Birth date and age: May 25, 1879, Maple, Ontario, Canada
Death date: June 9, 1964, Cherkley Court, Leatherhead, United Kingdom
The place of birth (POB): Maple, Ontario, Canada
Spouse:Gladys Henderson Drury (m. 1906–1927)
Children:Sir Max Aitken, 2nd Baronet, Janet Gladys AitkenBooks:Politicians and the War, 1914-1916
How tall is Lord Beaverbrook – 1,68m.** How much weight is Lord Beaverbrook – 87kg** **We have a new information about height&weight of Lord Beaverbrook. It was submitted by Gabe, 50 years old. From Orange City, Iowa.
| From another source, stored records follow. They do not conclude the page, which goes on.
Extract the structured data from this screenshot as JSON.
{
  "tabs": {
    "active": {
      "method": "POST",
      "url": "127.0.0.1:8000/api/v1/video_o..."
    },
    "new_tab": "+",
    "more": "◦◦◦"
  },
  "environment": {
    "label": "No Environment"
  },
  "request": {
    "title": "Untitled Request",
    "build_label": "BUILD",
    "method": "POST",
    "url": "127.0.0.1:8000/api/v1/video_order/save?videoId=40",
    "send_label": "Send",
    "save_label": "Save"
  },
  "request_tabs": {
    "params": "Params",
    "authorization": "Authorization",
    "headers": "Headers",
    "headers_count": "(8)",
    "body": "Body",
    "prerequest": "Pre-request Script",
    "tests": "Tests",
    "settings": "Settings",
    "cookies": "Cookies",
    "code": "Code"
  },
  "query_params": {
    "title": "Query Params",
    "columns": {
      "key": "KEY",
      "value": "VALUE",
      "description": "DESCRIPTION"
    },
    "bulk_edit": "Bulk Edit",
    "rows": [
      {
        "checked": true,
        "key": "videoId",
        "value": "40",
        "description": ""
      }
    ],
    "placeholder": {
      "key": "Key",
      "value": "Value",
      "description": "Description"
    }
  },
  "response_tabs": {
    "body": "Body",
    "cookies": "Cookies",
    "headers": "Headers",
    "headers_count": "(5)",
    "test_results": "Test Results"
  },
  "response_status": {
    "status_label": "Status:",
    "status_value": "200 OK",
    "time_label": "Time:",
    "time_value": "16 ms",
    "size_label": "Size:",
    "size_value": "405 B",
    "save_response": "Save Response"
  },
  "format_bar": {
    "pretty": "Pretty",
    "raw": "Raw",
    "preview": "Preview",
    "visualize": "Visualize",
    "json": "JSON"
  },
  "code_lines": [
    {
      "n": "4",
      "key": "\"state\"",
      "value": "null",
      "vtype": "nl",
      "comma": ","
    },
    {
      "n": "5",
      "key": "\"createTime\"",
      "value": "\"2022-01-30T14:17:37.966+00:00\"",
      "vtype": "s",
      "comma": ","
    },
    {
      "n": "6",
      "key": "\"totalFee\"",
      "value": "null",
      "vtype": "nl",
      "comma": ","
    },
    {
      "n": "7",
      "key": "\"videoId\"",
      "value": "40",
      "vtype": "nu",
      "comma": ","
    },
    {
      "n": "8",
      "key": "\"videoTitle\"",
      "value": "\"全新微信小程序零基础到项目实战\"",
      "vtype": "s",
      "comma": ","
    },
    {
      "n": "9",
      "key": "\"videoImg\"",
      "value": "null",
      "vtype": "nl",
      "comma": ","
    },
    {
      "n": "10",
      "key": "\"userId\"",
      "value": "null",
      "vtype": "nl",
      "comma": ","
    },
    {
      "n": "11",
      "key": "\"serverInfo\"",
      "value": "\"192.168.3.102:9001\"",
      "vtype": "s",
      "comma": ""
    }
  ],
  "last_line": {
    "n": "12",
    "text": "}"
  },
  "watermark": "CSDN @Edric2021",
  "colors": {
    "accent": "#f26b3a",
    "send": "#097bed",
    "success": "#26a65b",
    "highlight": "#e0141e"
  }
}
William Maxwell Max Aitken, 1st Baron Beaverbrook, PC, ONB, (25 May 1879 – 9 June 1964) was an Anglo-Canadian business tycoon, politician, newspaper proprietor and writer who was an influential figure in British society of the first half of the 20th century.The young Max Aitken had a gift for making money and was a millionaire by 30. His business ambitions quickly exceeded what was then available to him in Canada and he moved to England. There he befriended Bonar Law and with his support won a seat in the House of Commons at the general election held in December 1910. A knighthood followed shortly after. During World War I he ran the Canadian Records office in London and played a role in the removal of H. H. Asquith as prime minister in 1916. The resulting Tory-led coalition government, with David Lloyd George as prime minister and Bonar Law as Chancellor of the Exchequer, rewarded Aitken with a peerage and, briefly, a Cabinet post as Minister of Information.Post-war, the now, Lord Beaverbrook concentrated on his business interests. He built the Daily Express into the most successful mass circulation newspaper in the world and used it to pursue personal campaigns, most notably for tariff reform and for the British Empire to become a free trade bloc. Beaverbrook supported appeasement throughout the 1930s but was persuaded by another long standing political friend, Winston Churchill, to serve as Minister of Aircraft Production in 1940. After numerous clashes with other Cabinet members he resigned in 1941 but later in the war was appointed Lord Privy Seal. Beaverbrook spent his later life running his newspapers, which by then included the London Evening Standard and the Sunday Express. He served as Chancellor of the University of New Brunswick and developed a reputation as a historian with his books on political and military history.